The W̱SÁNEĆ First Nations of Tsawout, Tsartlip, and Tseycum are planning to blockade a Victoria highway as part of a demonstration in solidarity with Mi’kmaq lobster fishers in Nova Scotia.
The procession will begin at 11:30 a.m. on October 23 at the Tsawout band office. From there, demonstrators will head to the intersection of Pat Bay Highway and Mt Newton X Road.
They plan to blockade the highway for about one hour, between 12 p.m. and 1 p.m. Central Saanich Police say they are aware of the demonstration and diversions will be in place for drivers as the highway will be closed from Island View Rd to Amity Dr.
TRAFFIC: There is a planned demonstration in support of the Mi'kmaq fishing rights at HWY 17 at Mt Newton X Rd from 12-1pm on Friday Oct 23. Diversions will be in place as HWY will be closed from Island View Rd to Amity Dr. Pls plan extra time for travel. #csaan #yyjtraffic ^ns
— cspoliceservice (@cspoliceservice) October 22, 2020
The demonstration has been organized to show support for Mi’kmaw lobster fishers in Nova Scotia who have been the target of commercial fishers for weeks.
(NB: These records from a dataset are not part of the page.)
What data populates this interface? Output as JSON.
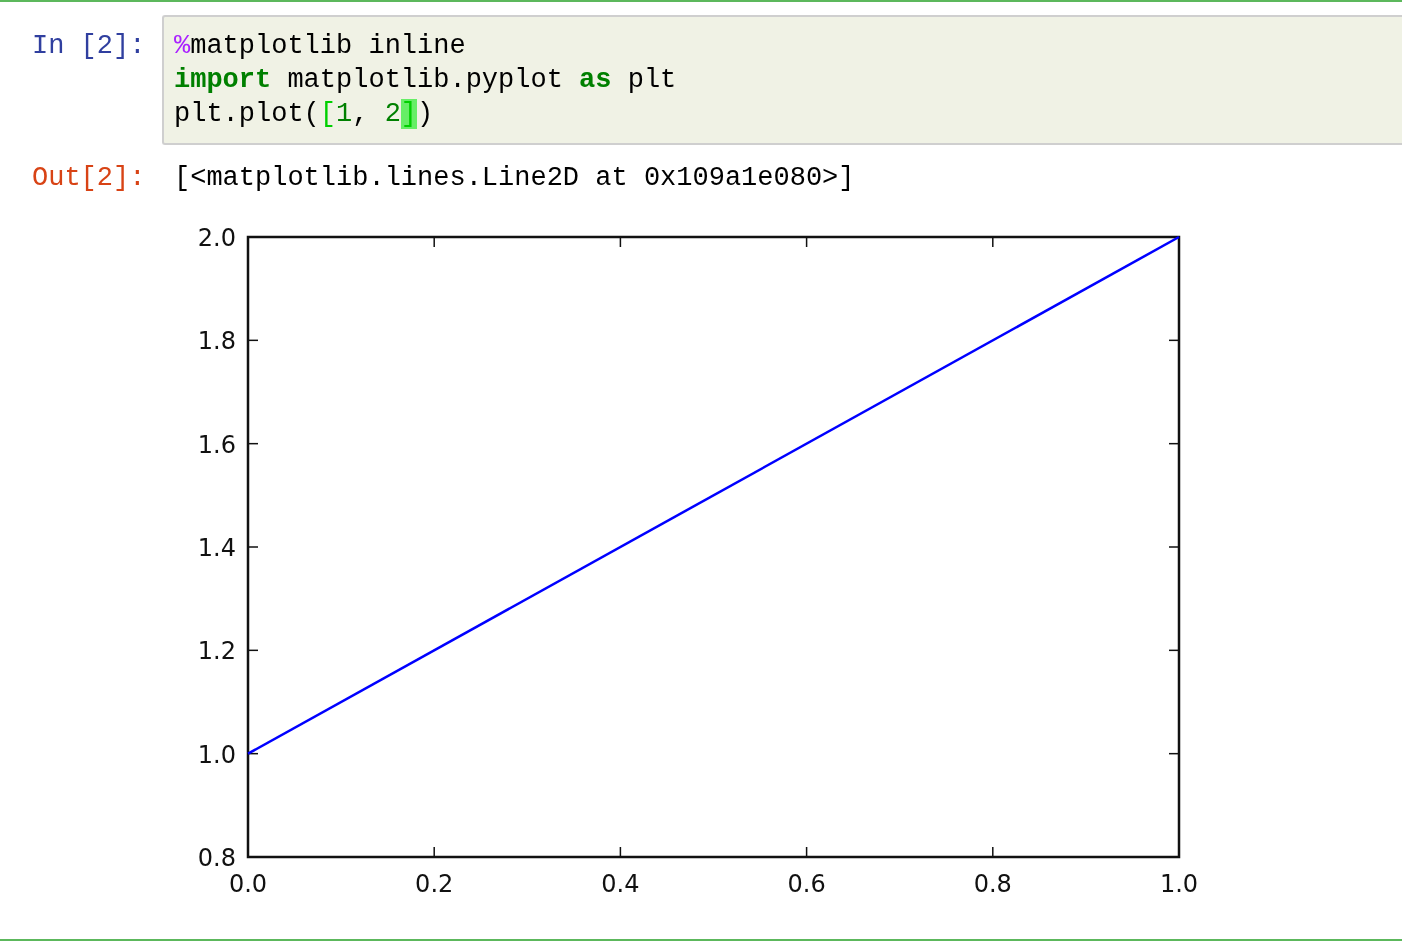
{
  "cells": [
    {
      "input": {
        "prompt": "In [2]:",
        "lines": [
          [
            {
              "kind": "magic",
              "text": "%"
            },
            {
              "kind": "plain",
              "text": "matplotlib inline"
            }
          ],
          [
            {
              "kind": "keyword",
              "text": "import"
            },
            {
              "kind": "plain",
              "text": " matplotlib.pyplot "
            },
            {
              "kind": "keyword",
              "text": "as"
            },
            {
              "kind": "plain",
              "text": " plt"
            }
          ],
          [
            {
              "kind": "plain",
              "text": "plt.plot("
            },
            {
              "kind": "bracket",
              "text": "["
            },
            {
              "kind": "number",
              "text": "1"
            },
            {
              "kind": "plain",
              "text": ", "
            },
            {
              "kind": "number",
              "text": "2"
            },
            {
              "kind": "bracket-match",
              "text": "]"
            },
            {
              "kind": "plain",
              "text": ")"
            }
          ]
        ]
      },
      "output": {
        "prompt": "Out[2]:",
        "text": "[<matplotlib.lines.Line2D at 0x109a1e080>]",
        "chart_data": {
          "type": "line",
          "x": [
            0,
            1
          ],
          "series": [
            {
              "color": "#0000ff",
              "values": [
                1,
                2
              ]
            }
          ],
          "xlim": [
            0,
            1
          ],
          "ylim": [
            0.8,
            2.0
          ],
          "xticks": [
            {
              "value": 0,
              "label": "0.0"
            },
            {
              "value": 0.2,
              "label": "0.2"
            },
            {
              "value": 0.4,
              "label": "0.4"
            },
            {
              "value": 0.6,
              "label": "0.6"
            },
            {
              "value": 0.8,
              "label": "0.8"
            },
            {
              "value": 1,
              "label": "1.0"
            }
          ],
          "yticks": [
            {
              "value": 0.8,
              "label": "0.8"
            },
            {
              "value": 1.0,
              "label": "1.0"
            },
            {
              "value": 1.2,
              "label": "1.2"
            },
            {
              "value": 1.4,
              "label": "1.4"
            },
            {
              "value": 1.6,
              "label": "1.6"
            },
            {
              "value": 1.8,
              "label": "1.8"
            },
            {
              "value": 2.0,
              "label": "2.0"
            }
          ]
        }
      }
    }
  ]
}
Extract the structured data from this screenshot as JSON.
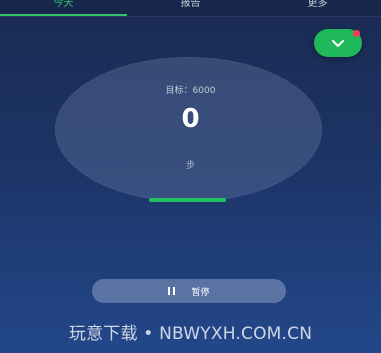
{
  "tabs": [
    {
      "label": "今天",
      "active": true
    },
    {
      "label": "报告",
      "active": false
    },
    {
      "label": "更多",
      "active": false
    }
  ],
  "goal": {
    "label": "目标：6000"
  },
  "steps": {
    "count": "0",
    "unit": "步",
    "progress_fraction": 0.0
  },
  "controls": {
    "pause_label": "暂停"
  },
  "fab": {
    "icon": "chevron-down-icon",
    "has_notification_dot": true
  },
  "watermark": "玩意下载 • NBWYXH.COM.CN",
  "colors": {
    "accent_green": "#22c065",
    "notification_red": "#ff3b5a"
  }
}
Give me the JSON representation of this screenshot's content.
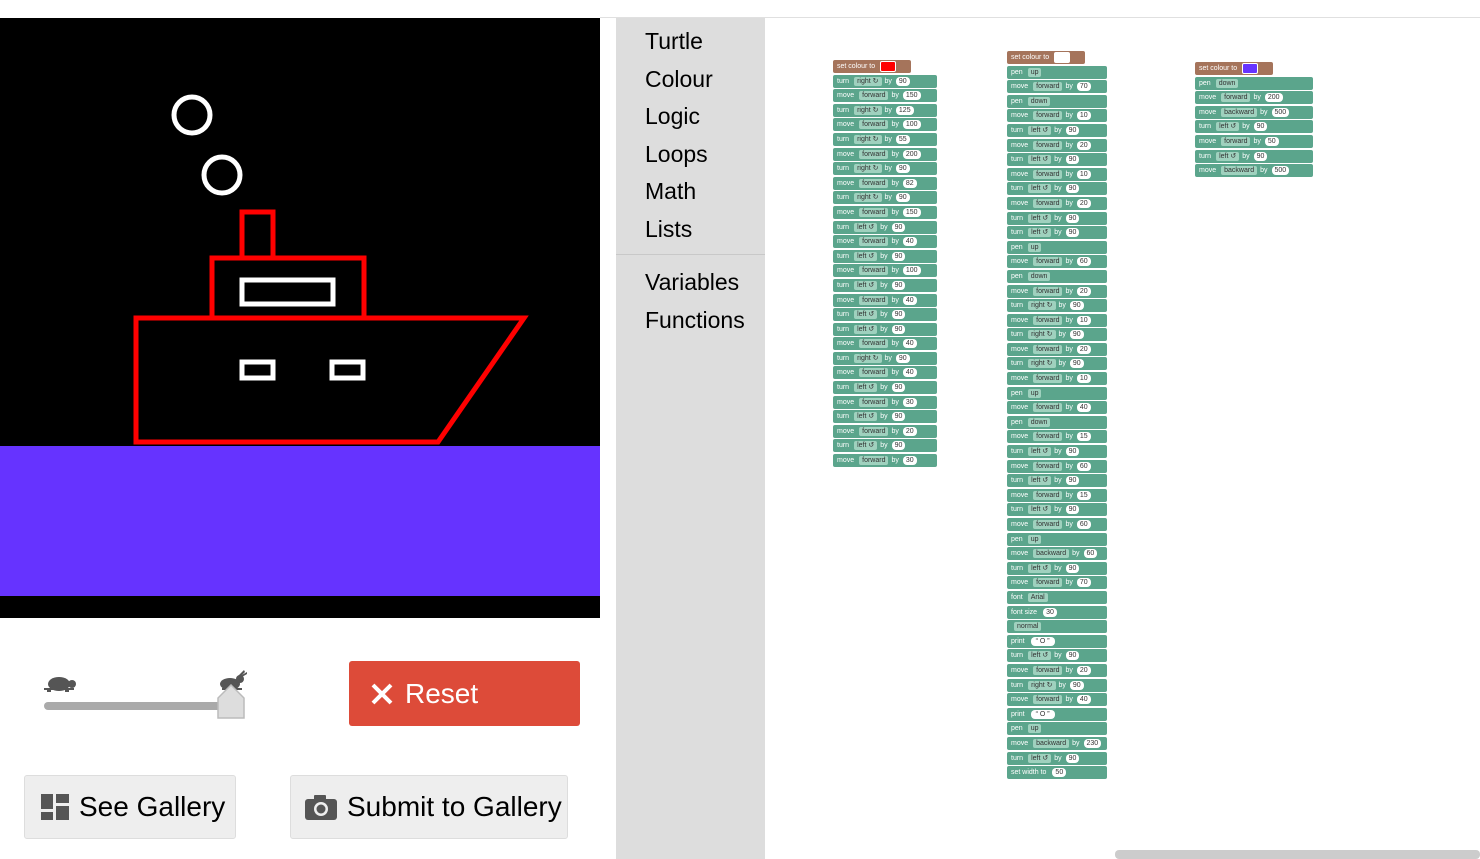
{
  "canvas": {
    "background": "#000000",
    "sea_colour": "#6633ff",
    "ship_colour": "#ff0000",
    "detail_colour": "#ffffff"
  },
  "controls": {
    "slow_icon": "turtle-icon",
    "fast_icon": "rabbit-icon",
    "speed": 1.0,
    "reset_label": "Reset",
    "gallery_label": "See Gallery",
    "submit_label": "Submit to Gallery"
  },
  "toolbox": {
    "categories": [
      "Turtle",
      "Colour",
      "Logic",
      "Loops",
      "Math",
      "Lists"
    ],
    "categories2": [
      "Variables",
      "Functions"
    ]
  },
  "workspace": {
    "stacks": [
      {
        "colour_label": "set colour to",
        "colour": "#ff0000",
        "blocks": [
          [
            "turn",
            "right ↻",
            "90"
          ],
          [
            "move",
            "forward",
            "150"
          ],
          [
            "turn",
            "right ↻",
            "125"
          ],
          [
            "move",
            "forward",
            "100"
          ],
          [
            "turn",
            "right ↻",
            "55"
          ],
          [
            "move",
            "forward",
            "200"
          ],
          [
            "turn",
            "right ↻",
            "90"
          ],
          [
            "move",
            "forward",
            "82"
          ],
          [
            "turn",
            "right ↻",
            "90"
          ],
          [
            "move",
            "forward",
            "150"
          ],
          [
            "turn",
            "left ↺",
            "90"
          ],
          [
            "move",
            "forward",
            "40"
          ],
          [
            "turn",
            "left ↺",
            "90"
          ],
          [
            "move",
            "forward",
            "100"
          ],
          [
            "turn",
            "left ↺",
            "90"
          ],
          [
            "move",
            "forward",
            "40"
          ],
          [
            "turn",
            "left ↺",
            "90"
          ],
          [
            "turn",
            "left ↺",
            "90"
          ],
          [
            "move",
            "forward",
            "40"
          ],
          [
            "turn",
            "right ↻",
            "90"
          ],
          [
            "move",
            "forward",
            "40"
          ],
          [
            "turn",
            "left ↺",
            "90"
          ],
          [
            "move",
            "forward",
            "30"
          ],
          [
            "turn",
            "left ↺",
            "90"
          ],
          [
            "move",
            "forward",
            "20"
          ],
          [
            "turn",
            "left ↺",
            "90"
          ],
          [
            "move",
            "forward",
            "30"
          ]
        ]
      },
      {
        "colour_label": "set colour to",
        "colour": "#ffffff",
        "blocks": [
          [
            "pen",
            "up",
            ""
          ],
          [
            "move",
            "forward",
            "70"
          ],
          [
            "pen",
            "down",
            ""
          ],
          [
            "move",
            "forward",
            "10"
          ],
          [
            "turn",
            "left ↺",
            "90"
          ],
          [
            "move",
            "forward",
            "20"
          ],
          [
            "turn",
            "left ↺",
            "90"
          ],
          [
            "move",
            "forward",
            "10"
          ],
          [
            "turn",
            "left ↺",
            "90"
          ],
          [
            "move",
            "forward",
            "20"
          ],
          [
            "turn",
            "left ↺",
            "90"
          ],
          [
            "turn",
            "left ↺",
            "90"
          ],
          [
            "pen",
            "up",
            ""
          ],
          [
            "move",
            "forward",
            "60"
          ],
          [
            "pen",
            "down",
            ""
          ],
          [
            "move",
            "forward",
            "20"
          ],
          [
            "turn",
            "right ↻",
            "90"
          ],
          [
            "move",
            "forward",
            "10"
          ],
          [
            "turn",
            "right ↻",
            "90"
          ],
          [
            "move",
            "forward",
            "20"
          ],
          [
            "turn",
            "right ↻",
            "90"
          ],
          [
            "move",
            "forward",
            "10"
          ],
          [
            "pen",
            "up",
            ""
          ],
          [
            "move",
            "forward",
            "40"
          ],
          [
            "pen",
            "down",
            ""
          ],
          [
            "move",
            "forward",
            "15"
          ],
          [
            "turn",
            "left ↺",
            "90"
          ],
          [
            "move",
            "forward",
            "60"
          ],
          [
            "turn",
            "left ↺",
            "90"
          ],
          [
            "move",
            "forward",
            "15"
          ],
          [
            "turn",
            "left ↺",
            "90"
          ],
          [
            "move",
            "forward",
            "60"
          ],
          [
            "pen",
            "up",
            ""
          ],
          [
            "move",
            "backward",
            "60"
          ],
          [
            "turn",
            "left ↺",
            "90"
          ],
          [
            "move",
            "forward",
            "70"
          ],
          [
            "font",
            "Arial",
            ""
          ],
          [
            "font size",
            "",
            "30"
          ],
          [
            "",
            "normal",
            ""
          ],
          [
            "print",
            "",
            "“ O ”"
          ],
          [
            "turn",
            "left ↺",
            "90"
          ],
          [
            "move",
            "forward",
            "20"
          ],
          [
            "turn",
            "right ↻",
            "90"
          ],
          [
            "move",
            "forward",
            "40"
          ],
          [
            "print",
            "",
            "“ O ”"
          ],
          [
            "pen",
            "up",
            ""
          ],
          [
            "move",
            "backward",
            "230"
          ],
          [
            "turn",
            "left ↺",
            "90"
          ],
          [
            "set width to",
            "",
            "50"
          ]
        ]
      },
      {
        "colour_label": "set colour to",
        "colour": "#6633ff",
        "blocks": [
          [
            "pen",
            "down",
            ""
          ],
          [
            "move",
            "forward",
            "200"
          ],
          [
            "move",
            "backward",
            "500"
          ],
          [
            "turn",
            "left ↺",
            "90"
          ],
          [
            "move",
            "forward",
            "50"
          ],
          [
            "turn",
            "left ↺",
            "90"
          ],
          [
            "move",
            "backward",
            "500"
          ]
        ]
      }
    ]
  }
}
Recently, according to APTN News, an angry mob of commercial fishers barricaded Mi’kmaw fishers in a lobster pound three hours west of Halifax. After police escorted to Mi’kmaw fishers out, the commercial fishers then stole their lobsters.
A few days later, the lobster pound in question was burned to the ground in a fire that has been deemed suspicious by police.
Tracy Underwood, Tsawout First Nation resident and one of the organizers of the demonstration on Friday, says she expects up to 70 to 80 people will show up.
“We support the Mi’kmaq treaty rights and livelihood because we are [on] Douglas Treaties here in W̱SÁNEĆ and our treaty has been in just as much turmoil as theirs,” said Underwood in an interview with Victoria Buzz.
“We understand closely what they’re going through so we support them.”
Underwood says Indigenous hunters, fishermen, and gatherers on Vancouver Island have long suffered similar restrictions to their livelihoods, on a quieter scale than what Mi’kmaw fishers are going through right now.
“Ever since I was a child, my dad practiced his rights to hunting, fishing and gathering and one [his livelihoods] was clams. And he had many encounters with Department of Fisheries and Oceans (DFO) officers who would even lie to infringe on our rights,” said Underwood.
She said the authorities would go to lengths of closing the beach at irregular times, “look down on our people”, and take away her father’s clams and dump them (“it was just a big waste”).
“I know many of our hunter-gatherers can tell stories for a long time about how our rights were infringed and stopped and not totally understood,” she said.
Underwood herself is a PhD student at the University of Victoria who conducts presentations for various organizations to help settlers better understand W̱SÁNEĆ First Nations treaty rights, their languages, customs, and relationships with other First Nations.
She has recently been invited to present her insights, perspectives, and experiences to Vancouver Island RCMP detachments.
Underwood was also involved in a demonstration at the same Pat Bay Highway/Mount Newton X Road intersection earlier this year, in solidarity with Wet’suwet’en hereditary chiefs who opposed the construction of the Coastal GasLink pipeline in northern B.C.
“Our treaty rights are so important and it is so important for our children to see that we need to fight for our rights.”